● WHAT YOU WILL DO
Write out the following records exactly, each one in full.

+ + + + + + +

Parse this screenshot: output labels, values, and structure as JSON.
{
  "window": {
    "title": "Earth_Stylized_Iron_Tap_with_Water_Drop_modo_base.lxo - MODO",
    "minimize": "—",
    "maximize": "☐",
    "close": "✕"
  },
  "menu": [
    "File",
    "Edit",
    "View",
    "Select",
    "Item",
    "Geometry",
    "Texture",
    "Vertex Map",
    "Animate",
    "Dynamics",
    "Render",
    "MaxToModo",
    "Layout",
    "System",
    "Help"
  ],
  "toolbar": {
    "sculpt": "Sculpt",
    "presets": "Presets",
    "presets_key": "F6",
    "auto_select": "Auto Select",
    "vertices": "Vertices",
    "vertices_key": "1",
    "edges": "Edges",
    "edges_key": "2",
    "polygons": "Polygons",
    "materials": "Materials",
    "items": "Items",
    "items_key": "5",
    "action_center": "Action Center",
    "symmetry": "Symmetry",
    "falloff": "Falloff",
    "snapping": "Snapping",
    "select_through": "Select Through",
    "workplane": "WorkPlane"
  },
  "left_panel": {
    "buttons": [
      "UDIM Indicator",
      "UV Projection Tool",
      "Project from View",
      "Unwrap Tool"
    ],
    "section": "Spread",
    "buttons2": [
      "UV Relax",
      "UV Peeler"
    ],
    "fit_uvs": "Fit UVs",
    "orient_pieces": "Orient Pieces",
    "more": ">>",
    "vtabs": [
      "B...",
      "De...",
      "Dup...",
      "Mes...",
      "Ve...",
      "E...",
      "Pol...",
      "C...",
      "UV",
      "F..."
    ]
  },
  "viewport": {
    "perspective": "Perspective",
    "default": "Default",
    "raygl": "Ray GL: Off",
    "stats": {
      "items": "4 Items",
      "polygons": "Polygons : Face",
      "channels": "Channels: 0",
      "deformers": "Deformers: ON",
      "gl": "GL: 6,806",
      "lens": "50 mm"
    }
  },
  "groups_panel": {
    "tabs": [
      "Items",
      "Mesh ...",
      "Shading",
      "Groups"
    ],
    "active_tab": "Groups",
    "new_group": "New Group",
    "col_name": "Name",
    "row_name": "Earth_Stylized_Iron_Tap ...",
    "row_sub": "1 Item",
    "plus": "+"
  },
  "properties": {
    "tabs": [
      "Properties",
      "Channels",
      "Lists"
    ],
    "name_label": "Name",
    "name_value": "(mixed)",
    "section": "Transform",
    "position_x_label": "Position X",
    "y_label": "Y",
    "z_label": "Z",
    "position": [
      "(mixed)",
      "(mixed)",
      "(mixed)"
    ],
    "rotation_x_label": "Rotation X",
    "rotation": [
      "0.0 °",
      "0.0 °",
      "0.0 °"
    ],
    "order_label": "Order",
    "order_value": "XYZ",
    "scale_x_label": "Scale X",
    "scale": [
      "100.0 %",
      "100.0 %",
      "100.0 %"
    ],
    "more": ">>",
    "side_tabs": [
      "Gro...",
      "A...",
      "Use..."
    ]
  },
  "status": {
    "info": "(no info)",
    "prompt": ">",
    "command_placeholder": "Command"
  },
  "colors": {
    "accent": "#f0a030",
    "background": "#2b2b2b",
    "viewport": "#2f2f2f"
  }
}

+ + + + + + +

● COMPLETED TASK
Parse this screenshot: output labels, values, and structure as JSON.
{
  "window": {
    "title": "Earth_Stylized_Iron_Tap_with_Water_Drop_modo_base.lxo - MODO",
    "minimize": "—",
    "maximize": "☐",
    "close": "✕"
  },
  "menu": [
    "File",
    "Edit",
    "View",
    "Select",
    "Item",
    "Geometry",
    "Texture",
    "Vertex Map",
    "Animate",
    "Dynamics",
    "Render",
    "MaxToModo",
    "Layout",
    "System",
    "Help"
  ],
  "toolbar": {
    "sculpt": "Sculpt",
    "presets": "Presets",
    "presets_key": "F6",
    "auto_select": "Auto Select",
    "vertices": "Vertices",
    "vertices_key": "1",
    "edges": "Edges",
    "edges_key": "2",
    "polygons": "Polygons",
    "materials": "Materials",
    "items": "Items",
    "items_key": "5",
    "action_center": "Action Center",
    "symmetry": "Symmetry",
    "falloff": "Falloff",
    "snapping": "Snapping",
    "select_through": "Select Through",
    "workplane": "WorkPlane"
  },
  "left_panel": {
    "buttons": [
      "UDIM Indicator",
      "UV Projection Tool",
      "Project from View",
      "Unwrap Tool"
    ],
    "section": "Spread",
    "buttons2": [
      "UV Relax",
      "UV Peeler"
    ],
    "fit_uvs": "Fit UVs",
    "orient_pieces": "Orient Pieces",
    "more": ">>",
    "vtabs": [
      "B...",
      "De...",
      "Dup...",
      "Mes...",
      "Ve...",
      "E...",
      "Pol...",
      "C...",
      "UV",
      "F..."
    ]
  },
  "viewport": {
    "perspective": "Perspective",
    "default": "Default",
    "raygl": "Ray GL: Off",
    "stats": {
      "items": "4 Items",
      "polygons": "Polygons : Face",
      "channels": "Channels: 0",
      "deformers": "Deformers: ON",
      "gl": "GL: 6,806",
      "lens": "50 mm"
    }
  },
  "groups_panel": {
    "tabs": [
      "Items",
      "Mesh ...",
      "Shading",
      "Groups"
    ],
    "active_tab": "Groups",
    "new_group": "New Group",
    "col_name": "Name",
    "row_name": "Earth_Stylized_Iron_Tap ...",
    "row_sub": "1 Item",
    "plus": "+"
  },
  "properties": {
    "tabs": [
      "Properties",
      "Channels",
      "Lists"
    ],
    "name_label": "Name",
    "name_value": "(mixed)",
    "section": "Transform",
    "position_x_label": "Position X",
    "y_label": "Y",
    "z_label": "Z",
    "position": [
      "(mixed)",
      "(mixed)",
      "(mixed)"
    ],
    "rotation_x_label": "Rotation X",
    "rotation": [
      "0.0 °",
      "0.0 °",
      "0.0 °"
    ],
    "order_label": "Order",
    "order_value": "XYZ",
    "scale_x_label": "Scale X",
    "scale": [
      "100.0 %",
      "100.0 %",
      "100.0 %"
    ],
    "more": ">>",
    "side_tabs": [
      "Gro...",
      "A...",
      "Use..."
    ]
  },
  "status": {
    "info": "(no info)",
    "prompt": ">",
    "command_placeholder": "Command"
  },
  "colors": {
    "accent": "#f0a030",
    "background": "#2b2b2b",
    "viewport": "#2f2f2f"
  }
}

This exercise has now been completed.